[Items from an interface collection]
───
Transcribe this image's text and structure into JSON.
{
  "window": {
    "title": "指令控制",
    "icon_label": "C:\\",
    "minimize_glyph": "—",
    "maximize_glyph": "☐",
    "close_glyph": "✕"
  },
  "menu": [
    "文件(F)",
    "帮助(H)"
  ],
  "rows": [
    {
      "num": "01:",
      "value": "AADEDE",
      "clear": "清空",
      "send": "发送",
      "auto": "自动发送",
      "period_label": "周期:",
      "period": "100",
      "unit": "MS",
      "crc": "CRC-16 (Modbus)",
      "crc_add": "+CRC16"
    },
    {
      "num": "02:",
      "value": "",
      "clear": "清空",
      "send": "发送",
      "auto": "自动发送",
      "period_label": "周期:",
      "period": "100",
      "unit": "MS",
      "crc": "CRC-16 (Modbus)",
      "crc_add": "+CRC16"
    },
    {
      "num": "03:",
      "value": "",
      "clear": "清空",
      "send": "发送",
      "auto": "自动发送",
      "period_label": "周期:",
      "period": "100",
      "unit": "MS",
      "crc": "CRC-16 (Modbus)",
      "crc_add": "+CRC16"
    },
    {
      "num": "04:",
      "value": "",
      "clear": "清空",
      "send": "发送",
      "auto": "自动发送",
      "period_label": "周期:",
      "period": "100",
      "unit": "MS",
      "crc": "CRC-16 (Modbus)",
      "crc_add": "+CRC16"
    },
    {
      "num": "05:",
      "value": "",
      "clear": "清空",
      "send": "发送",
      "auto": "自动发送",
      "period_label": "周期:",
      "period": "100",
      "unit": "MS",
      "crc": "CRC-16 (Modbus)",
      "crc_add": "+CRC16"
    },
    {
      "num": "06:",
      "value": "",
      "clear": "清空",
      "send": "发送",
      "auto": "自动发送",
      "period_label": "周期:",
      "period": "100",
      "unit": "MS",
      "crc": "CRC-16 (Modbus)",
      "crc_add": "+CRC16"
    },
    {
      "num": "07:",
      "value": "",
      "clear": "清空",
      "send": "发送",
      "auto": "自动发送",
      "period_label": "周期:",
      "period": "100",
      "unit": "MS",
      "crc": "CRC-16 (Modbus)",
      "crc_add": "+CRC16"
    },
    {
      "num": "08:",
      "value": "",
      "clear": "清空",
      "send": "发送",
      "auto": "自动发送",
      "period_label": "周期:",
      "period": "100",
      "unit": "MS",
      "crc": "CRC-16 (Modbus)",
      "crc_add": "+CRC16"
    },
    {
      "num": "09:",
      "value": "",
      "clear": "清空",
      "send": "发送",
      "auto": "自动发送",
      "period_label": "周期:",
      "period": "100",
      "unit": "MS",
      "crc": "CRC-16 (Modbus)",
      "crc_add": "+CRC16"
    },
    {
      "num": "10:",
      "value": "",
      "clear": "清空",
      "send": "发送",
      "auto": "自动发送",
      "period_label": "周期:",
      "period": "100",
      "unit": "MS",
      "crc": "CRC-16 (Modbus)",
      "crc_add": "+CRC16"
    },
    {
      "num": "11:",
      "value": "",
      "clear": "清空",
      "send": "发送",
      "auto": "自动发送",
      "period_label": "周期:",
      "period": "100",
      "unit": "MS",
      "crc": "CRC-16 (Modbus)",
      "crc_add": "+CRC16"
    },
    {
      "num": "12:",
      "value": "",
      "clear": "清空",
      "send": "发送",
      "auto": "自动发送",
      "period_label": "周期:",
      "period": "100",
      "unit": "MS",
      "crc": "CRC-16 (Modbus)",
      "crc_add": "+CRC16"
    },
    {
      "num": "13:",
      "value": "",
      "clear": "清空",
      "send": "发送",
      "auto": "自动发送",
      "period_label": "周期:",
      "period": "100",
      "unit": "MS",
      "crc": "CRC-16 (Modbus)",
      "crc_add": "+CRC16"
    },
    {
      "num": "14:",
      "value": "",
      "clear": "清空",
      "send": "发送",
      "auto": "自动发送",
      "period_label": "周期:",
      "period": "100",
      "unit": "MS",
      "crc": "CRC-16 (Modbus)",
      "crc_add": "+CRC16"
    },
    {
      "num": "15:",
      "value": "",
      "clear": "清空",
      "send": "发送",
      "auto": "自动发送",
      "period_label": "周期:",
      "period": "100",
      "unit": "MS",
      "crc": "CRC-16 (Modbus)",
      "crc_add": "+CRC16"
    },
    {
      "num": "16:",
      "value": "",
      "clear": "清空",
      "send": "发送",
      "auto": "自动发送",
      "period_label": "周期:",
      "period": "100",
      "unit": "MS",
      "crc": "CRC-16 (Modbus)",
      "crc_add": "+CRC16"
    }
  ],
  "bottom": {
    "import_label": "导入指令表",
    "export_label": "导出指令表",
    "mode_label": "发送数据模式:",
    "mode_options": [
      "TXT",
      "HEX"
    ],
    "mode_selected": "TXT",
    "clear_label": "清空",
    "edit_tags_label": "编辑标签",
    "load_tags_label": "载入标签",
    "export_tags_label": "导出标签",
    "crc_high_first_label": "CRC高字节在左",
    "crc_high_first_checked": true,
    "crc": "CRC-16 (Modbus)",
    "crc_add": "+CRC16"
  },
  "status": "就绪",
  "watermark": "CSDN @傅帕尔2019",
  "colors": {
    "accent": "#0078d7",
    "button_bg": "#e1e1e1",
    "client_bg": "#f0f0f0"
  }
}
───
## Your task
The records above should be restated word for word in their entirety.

## Result of this task
Transcribe this image's text and structure into JSON.
{
  "window": {
    "title": "指令控制",
    "icon_label": "C:\\",
    "minimize_glyph": "—",
    "maximize_glyph": "☐",
    "close_glyph": "✕"
  },
  "menu": [
    "文件(F)",
    "帮助(H)"
  ],
  "rows": [
    {
      "num": "01:",
      "value": "AADEDE",
      "clear": "清空",
      "send": "发送",
      "auto": "自动发送",
      "period_label": "周期:",
      "period": "100",
      "unit": "MS",
      "crc": "CRC-16 (Modbus)",
      "crc_add": "+CRC16"
    },
    {
      "num": "02:",
      "value": "",
      "clear": "清空",
      "send": "发送",
      "auto": "自动发送",
      "period_label": "周期:",
      "period": "100",
      "unit": "MS",
      "crc": "CRC-16 (Modbus)",
      "crc_add": "+CRC16"
    },
    {
      "num": "03:",
      "value": "",
      "clear": "清空",
      "send": "发送",
      "auto": "自动发送",
      "period_label": "周期:",
      "period": "100",
      "unit": "MS",
      "crc": "CRC-16 (Modbus)",
      "crc_add": "+CRC16"
    },
    {
      "num": "04:",
      "value": "",
      "clear": "清空",
      "send": "发送",
      "auto": "自动发送",
      "period_label": "周期:",
      "period": "100",
      "unit": "MS",
      "crc": "CRC-16 (Modbus)",
      "crc_add": "+CRC16"
    },
    {
      "num": "05:",
      "value": "",
      "clear": "清空",
      "send": "发送",
      "auto": "自动发送",
      "period_label": "周期:",
      "period": "100",
      "unit": "MS",
      "crc": "CRC-16 (Modbus)",
      "crc_add": "+CRC16"
    },
    {
      "num": "06:",
      "value": "",
      "clear": "清空",
      "send": "发送",
      "auto": "自动发送",
      "period_label": "周期:",
      "period": "100",
      "unit": "MS",
      "crc": "CRC-16 (Modbus)",
      "crc_add": "+CRC16"
    },
    {
      "num": "07:",
      "value": "",
      "clear": "清空",
      "send": "发送",
      "auto": "自动发送",
      "period_label": "周期:",
      "period": "100",
      "unit": "MS",
      "crc": "CRC-16 (Modbus)",
      "crc_add": "+CRC16"
    },
    {
      "num": "08:",
      "value": "",
      "clear": "清空",
      "send": "发送",
      "auto": "自动发送",
      "period_label": "周期:",
      "period": "100",
      "unit": "MS",
      "crc": "CRC-16 (Modbus)",
      "crc_add": "+CRC16"
    },
    {
      "num": "09:",
      "value": "",
      "clear": "清空",
      "send": "发送",
      "auto": "自动发送",
      "period_label": "周期:",
      "period": "100",
      "unit": "MS",
      "crc": "CRC-16 (Modbus)",
      "crc_add": "+CRC16"
    },
    {
      "num": "10:",
      "value": "",
      "clear": "清空",
      "send": "发送",
      "auto": "自动发送",
      "period_label": "周期:",
      "period": "100",
      "unit": "MS",
      "crc": "CRC-16 (Modbus)",
      "crc_add": "+CRC16"
    },
    {
      "num": "11:",
      "value": "",
      "clear": "清空",
      "send": "发送",
      "auto": "自动发送",
      "period_label": "周期:",
      "period": "100",
      "unit": "MS",
      "crc": "CRC-16 (Modbus)",
      "crc_add": "+CRC16"
    },
    {
      "num": "12:",
      "value": "",
      "clear": "清空",
      "send": "发送",
      "auto": "自动发送",
      "period_label": "周期:",
      "period": "100",
      "unit": "MS",
      "crc": "CRC-16 (Modbus)",
      "crc_add": "+CRC16"
    },
    {
      "num": "13:",
      "value": "",
      "clear": "清空",
      "send": "发送",
      "auto": "自动发送",
      "period_label": "周期:",
      "period": "100",
      "unit": "MS",
      "crc": "CRC-16 (Modbus)",
      "crc_add": "+CRC16"
    },
    {
      "num": "14:",
      "value": "",
      "clear": "清空",
      "send": "发送",
      "auto": "自动发送",
      "period_label": "周期:",
      "period": "100",
      "unit": "MS",
      "crc": "CRC-16 (Modbus)",
      "crc_add": "+CRC16"
    },
    {
      "num": "15:",
      "value": "",
      "clear": "清空",
      "send": "发送",
      "auto": "自动发送",
      "period_label": "周期:",
      "period": "100",
      "unit": "MS",
      "crc": "CRC-16 (Modbus)",
      "crc_add": "+CRC16"
    },
    {
      "num": "16:",
      "value": "",
      "clear": "清空",
      "send": "发送",
      "auto": "自动发送",
      "period_label": "周期:",
      "period": "100",
      "unit": "MS",
      "crc": "CRC-16 (Modbus)",
      "crc_add": "+CRC16"
    }
  ],
  "bottom": {
    "import_label": "导入指令表",
    "export_label": "导出指令表",
    "mode_label": "发送数据模式:",
    "mode_options": [
      "TXT",
      "HEX"
    ],
    "mode_selected": "TXT",
    "clear_label": "清空",
    "edit_tags_label": "编辑标签",
    "load_tags_label": "载入标签",
    "export_tags_label": "导出标签",
    "crc_high_first_label": "CRC高字节在左",
    "crc_high_first_checked": true,
    "crc": "CRC-16 (Modbus)",
    "crc_add": "+CRC16"
  },
  "status": "就绪",
  "watermark": "CSDN @傅帕尔2019",
  "colors": {
    "accent": "#0078d7",
    "button_bg": "#e1e1e1",
    "client_bg": "#f0f0f0"
  }
}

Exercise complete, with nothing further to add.